2. The Master

best male duos

If somebody asked me what this movie is about, I’ll probably stand still while my eye twitches and my mind struggles to form a sentence that doesn’t sound totally crazy. I would probably end up saying: “It’s about a crazy guy who makes his own booze, who boards a strange boat (owned by a cult) by mistake and ends up befriending the leader. Certified great film, bro.” Although my outline doesn’t sound very convincing, “The Master” is a spectacular piece of art.

The dialogue scene takes place in said boat; after Freddie Quell (played by Joaquin Phoenix) shows up on accident, he encounters Lancaster Dodd (Philip Seymour Hoffman) and they hit it off due to both being crazy, but in different ways.

Lancaster proceeds to psychoanalyze Freddie in an unusual way; he asks a series of questions in order to find out who he really is and to look for the root of his problems. When Lancaster feels that Freddie is lying, he asks the same question again, and again, until he gets a satisfying answer. Lancaster then tells Freddie to not blink, and if he does, he would start the questioning all over again. This demand adds more tension to the already fervent situation.

The actors deliver the best performances of their respective careers. Hoffman is serious and demanding, while Phoenix is insane and unstable. They make a frightening combination in this scene; along with minimal lightning and a great script, it’s only topped by the number one on this list.

Best lines: Lancaster Dodd: “Do you love Doris?”
Freddie Quell: “Yes.”
L: “Is she the love of your life?”
F: “Yes, sir.”
L: “Then why aren’t you with her?”
F: “I don’t know.”
L: “Yes you do. Tell me why you are not with her if you love her so much.”
F: “I told her I’d come back and I never went back and now I just… I gotta get back to her.”
L: “Why don’t you go back?”
F: “I don’t know.”
L: “Close your eyes. Starting now, you are not to blink. If you blink we go back to the start.”


1. There Will Be Blood

i drink your milkshake

As the title suggests, blood is certainly in this movie, though it’s represented by oil. The drillers baptize their children with the chemical and a variety of religious references are made throughout the film that confirm this analogy.

One of them is the conflict between the oil tycoon and protagonist Daniel Plainview (played by Daniel Day-Lewis) and rural priest Eli Sunday (Paul Dano). Eli acts humble and peaceful upon Daniel’s visit to extract oil located on the priest’s family propriety. However, it’s clear that Eli is just as petty and egocentric as Daniel, he just chooses to hide this fact under the veil of religion, while Daniel disguises himself as a family man.

Just when greed finally corrupts Daniel’s entire spirit, Eli chooses to pay him a visit in his fancy home bowling alley, in an attempt to sell him an oil business.

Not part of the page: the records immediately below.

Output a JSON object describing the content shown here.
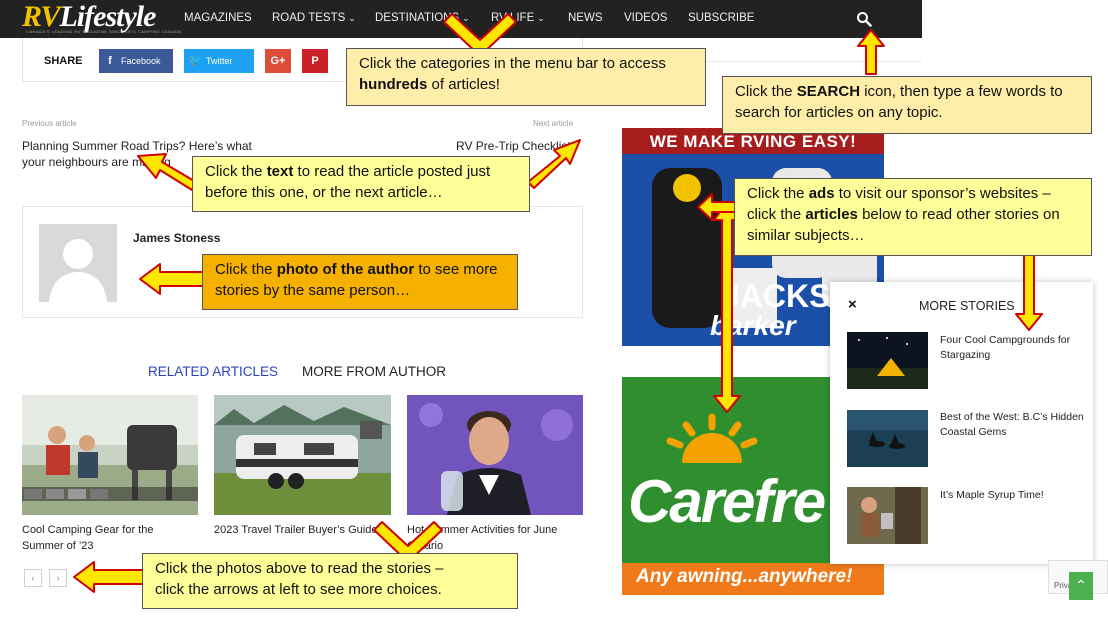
{
  "nav": {
    "logo_rv": "RV",
    "logo_lifestyle": "Lifestyle",
    "logo_sub": "CANADA'S LEADING RV MAGAZINE SINCE 1971",
    "logo_sub_right": "CAMPING CANADA",
    "items": [
      {
        "label": "MAGAZINES",
        "dropdown": false
      },
      {
        "label": "ROAD TESTS",
        "dropdown": true
      },
      {
        "label": "DESTINATIONS",
        "dropdown": true
      },
      {
        "label": "RV LIFE",
        "dropdown": true
      },
      {
        "label": "NEWS",
        "dropdown": false
      },
      {
        "label": "VIDEOS",
        "dropdown": false
      },
      {
        "label": "SUBSCRIBE",
        "dropdown": false
      }
    ],
    "search_icon": "search-icon"
  },
  "share": {
    "label": "SHARE",
    "facebook": "Facebook",
    "twitter": "Twitter",
    "googleplus_icon": "G+",
    "pinterest_icon": "P"
  },
  "article_nav": {
    "prev_label": "Previous article",
    "next_label": "Next article",
    "prev_title_line1": "Planning Summer Road Trips? Here’s what",
    "prev_title_line2": "your neighbours are making",
    "next_title": "RV Pre-Trip Checklist"
  },
  "author": {
    "name": "James Stoness"
  },
  "tabs": {
    "related": "RELATED ARTICLES",
    "more_from_author": "MORE FROM AUTHOR"
  },
  "related": [
    {
      "line1": "Cool Camping Gear for the",
      "line2": "Summer of ’23"
    },
    {
      "line1": "2023 Travel Trailer Buyer’s Guide",
      "line2": ""
    },
    {
      "line1": "Hot Summer Activities for June",
      "line2": "Ontario"
    }
  ],
  "pager": {
    "prev": "‹",
    "next": "›"
  },
  "ads": {
    "ad1_headline": "WE MAKE RVING EASY!",
    "ad1_brand": "barker",
    "ad1_product": "JACKS",
    "ad2_brand": "Carefre",
    "ad2_tagline": "Any awning...anywhere!"
  },
  "more_stories": {
    "title": "MORE STORIES",
    "close": "×",
    "items": [
      {
        "title": "Four Cool Campgrounds for Stargazing"
      },
      {
        "title": "Best of the West: B.C’s Hidden Coastal Gems"
      },
      {
        "title": "It’s Maple Syrup Time!"
      }
    ]
  },
  "recaptcha": {
    "text": "Priva"
  },
  "callouts": {
    "menu": {
      "pre": "Click the categories in the menu bar to access ",
      "bold": "hundreds",
      "post": " of articles!"
    },
    "search": {
      "pre": "Click the ",
      "bold": "SEARCH",
      "post": " icon, then type a few words to search for articles on any topic."
    },
    "text": {
      "pre": "Click the ",
      "bold": "text",
      "post": " to read the article posted just before this one, or the next article…"
    },
    "ads": {
      "pre": "Click the ",
      "bold1": "ads",
      "mid": " to visit our sponsor’s websites – click the ",
      "bold2": "articles",
      "post": " below to read other stories on similar subjects…"
    },
    "author": {
      "pre": "Click the ",
      "bold": "photo of the author",
      "post": " to see more stories by the same person…"
    },
    "photos": {
      "line1": "Click the photos above to read the stories –",
      "line2": "click the arrows at left to see more choices."
    }
  },
  "colors": {
    "nav_bg": "#222222",
    "logo_yellow": "#f2c200",
    "facebook": "#3b5998",
    "twitter": "#1da1f2",
    "googleplus": "#dd4b39",
    "pinterest": "#cb2027",
    "tab_active": "#2a44b8",
    "callout_yellow": "#ffff99",
    "callout_orange": "#f5b000",
    "arrow_fill": "#ffe600",
    "arrow_stroke": "#d00000"
  }
}
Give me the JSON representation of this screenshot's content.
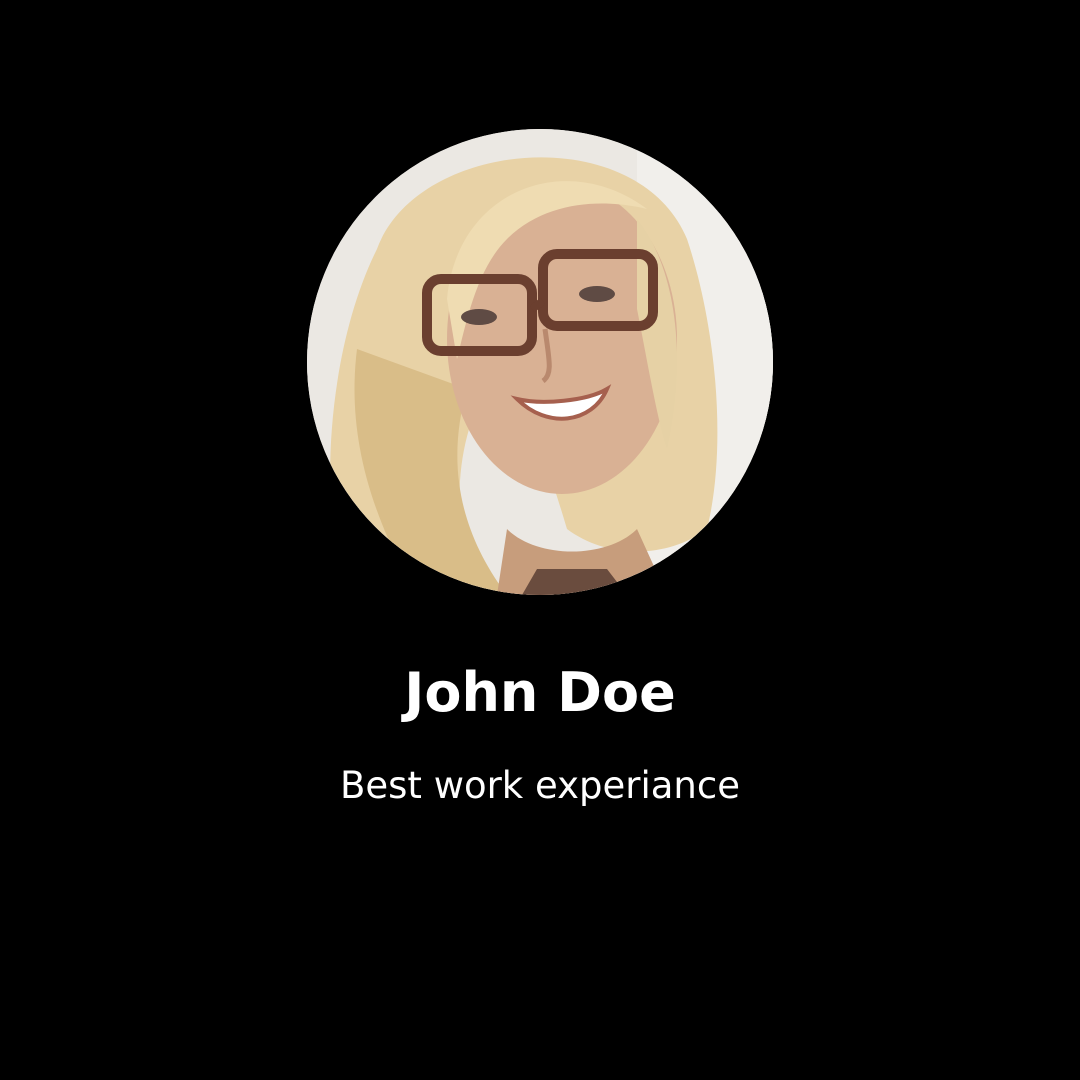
{
  "profile": {
    "name": "John Doe",
    "tagline": "Best work experiance",
    "avatar_icon": "profile-photo"
  },
  "colors": {
    "background": "#000000",
    "text": "#ffffff"
  }
}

Daniel notices that the priest is desperate, so he says that he will agree to the deal if Eli admits that his faith is a farce. After a moment of doubt, Eli accepts his conditions, putting money over his life’s passion. Daniel then confesses that he has already drained the oil well that he’s offering, thus completely destroying the young priest. He goes maniacal and busts Eli’s head with a bowling pin.

The scene’s build-up is fantastic. The conflict between these two goes way back, and is finally resolved in the grittiest way possible. Both performances are spectacular, especially the one from Daniel Day-Lewis, who earned his second Oscar for Best Actor for this role. He’s cruel and soulless as he crushes his counterpart with anger and satisfaction. The cinematography is stunning throughout the whole film, where every despicable act is committed in plain sight, like there’s no escape from the guilt and shame.

Best lines: Eli Sunday: “If you would just take…”
Plainview: “You lose.”
E: “…this lease, Daniel…”
P: “Drainage! Drainage, Eli, you boy. Drained dry. I’m so sorry. Here, if you have a milkshake, and I have a milkshake, and I have a straw. There it is, that’s a straw, you see? Watch it. Now, my straw reaches acroooooooss the room and starts to drink your milkshake. I… drink… your… milkshake!” [sucking sound]

Author Bio: Juan studies philosophy. He love films and music and plans to go to film school with his cat.